TASK TO COMPLETE
Filter the records, keeping every line that has the string "title".

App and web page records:

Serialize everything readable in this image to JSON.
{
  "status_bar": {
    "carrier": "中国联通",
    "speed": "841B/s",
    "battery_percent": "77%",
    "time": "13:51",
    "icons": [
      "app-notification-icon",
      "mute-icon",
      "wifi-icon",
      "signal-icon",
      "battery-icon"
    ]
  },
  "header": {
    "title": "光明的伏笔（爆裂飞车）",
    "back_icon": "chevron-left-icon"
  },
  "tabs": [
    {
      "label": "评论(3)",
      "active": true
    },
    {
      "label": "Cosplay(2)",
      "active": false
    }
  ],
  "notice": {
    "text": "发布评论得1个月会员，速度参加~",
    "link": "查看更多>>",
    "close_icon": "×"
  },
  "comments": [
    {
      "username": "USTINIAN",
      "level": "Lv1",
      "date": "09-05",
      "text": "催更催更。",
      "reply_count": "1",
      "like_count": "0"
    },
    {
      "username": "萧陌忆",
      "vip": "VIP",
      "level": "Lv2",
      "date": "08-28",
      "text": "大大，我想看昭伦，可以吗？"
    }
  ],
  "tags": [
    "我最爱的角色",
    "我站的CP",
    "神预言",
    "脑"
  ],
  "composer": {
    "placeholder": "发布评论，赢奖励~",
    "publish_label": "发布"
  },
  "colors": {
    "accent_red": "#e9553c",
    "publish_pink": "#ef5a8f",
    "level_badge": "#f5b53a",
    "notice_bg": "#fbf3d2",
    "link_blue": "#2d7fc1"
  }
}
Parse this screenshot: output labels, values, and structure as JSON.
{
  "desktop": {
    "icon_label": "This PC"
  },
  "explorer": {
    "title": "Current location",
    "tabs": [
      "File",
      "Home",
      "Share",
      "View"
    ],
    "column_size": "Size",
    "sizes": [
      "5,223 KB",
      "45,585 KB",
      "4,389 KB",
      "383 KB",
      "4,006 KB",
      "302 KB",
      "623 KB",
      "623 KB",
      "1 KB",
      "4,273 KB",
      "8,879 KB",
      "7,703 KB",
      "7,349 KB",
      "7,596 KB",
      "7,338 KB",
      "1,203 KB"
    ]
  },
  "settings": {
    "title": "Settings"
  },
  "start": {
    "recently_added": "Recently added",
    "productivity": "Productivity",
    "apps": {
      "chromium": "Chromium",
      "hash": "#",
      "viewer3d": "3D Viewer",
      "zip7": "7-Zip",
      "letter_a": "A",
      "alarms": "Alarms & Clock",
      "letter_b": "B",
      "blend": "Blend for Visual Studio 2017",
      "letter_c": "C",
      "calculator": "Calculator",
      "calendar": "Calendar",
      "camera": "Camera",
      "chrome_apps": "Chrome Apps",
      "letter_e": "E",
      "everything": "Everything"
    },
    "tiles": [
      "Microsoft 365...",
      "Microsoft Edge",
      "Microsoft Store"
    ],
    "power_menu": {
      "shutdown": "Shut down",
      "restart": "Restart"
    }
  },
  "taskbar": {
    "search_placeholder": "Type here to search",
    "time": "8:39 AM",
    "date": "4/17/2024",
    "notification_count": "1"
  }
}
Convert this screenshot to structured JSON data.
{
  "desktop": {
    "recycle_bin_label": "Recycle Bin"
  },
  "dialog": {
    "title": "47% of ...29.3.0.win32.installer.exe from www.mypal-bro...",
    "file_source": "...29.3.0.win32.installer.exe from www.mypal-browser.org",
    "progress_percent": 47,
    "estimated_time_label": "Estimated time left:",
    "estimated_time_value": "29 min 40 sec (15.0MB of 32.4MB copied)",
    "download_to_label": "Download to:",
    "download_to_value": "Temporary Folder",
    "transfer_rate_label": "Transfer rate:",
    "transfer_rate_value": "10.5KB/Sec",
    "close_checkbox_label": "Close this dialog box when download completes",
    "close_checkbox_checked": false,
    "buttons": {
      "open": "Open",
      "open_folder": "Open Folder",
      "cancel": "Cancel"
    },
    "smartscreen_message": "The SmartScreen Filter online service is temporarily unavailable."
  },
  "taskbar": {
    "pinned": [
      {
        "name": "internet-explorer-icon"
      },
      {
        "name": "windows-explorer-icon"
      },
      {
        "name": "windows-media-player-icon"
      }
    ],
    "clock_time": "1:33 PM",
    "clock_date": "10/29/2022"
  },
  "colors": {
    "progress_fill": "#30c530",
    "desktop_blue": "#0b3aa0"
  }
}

EXERCISE OUTPUT
    "title": "光明的伏笔（爆裂飞车）",
    "title": "Current location",
    "title": "Settings"
    "title": "47% of ...29.3.0.win32.installer.exe from www.mypal-bro...",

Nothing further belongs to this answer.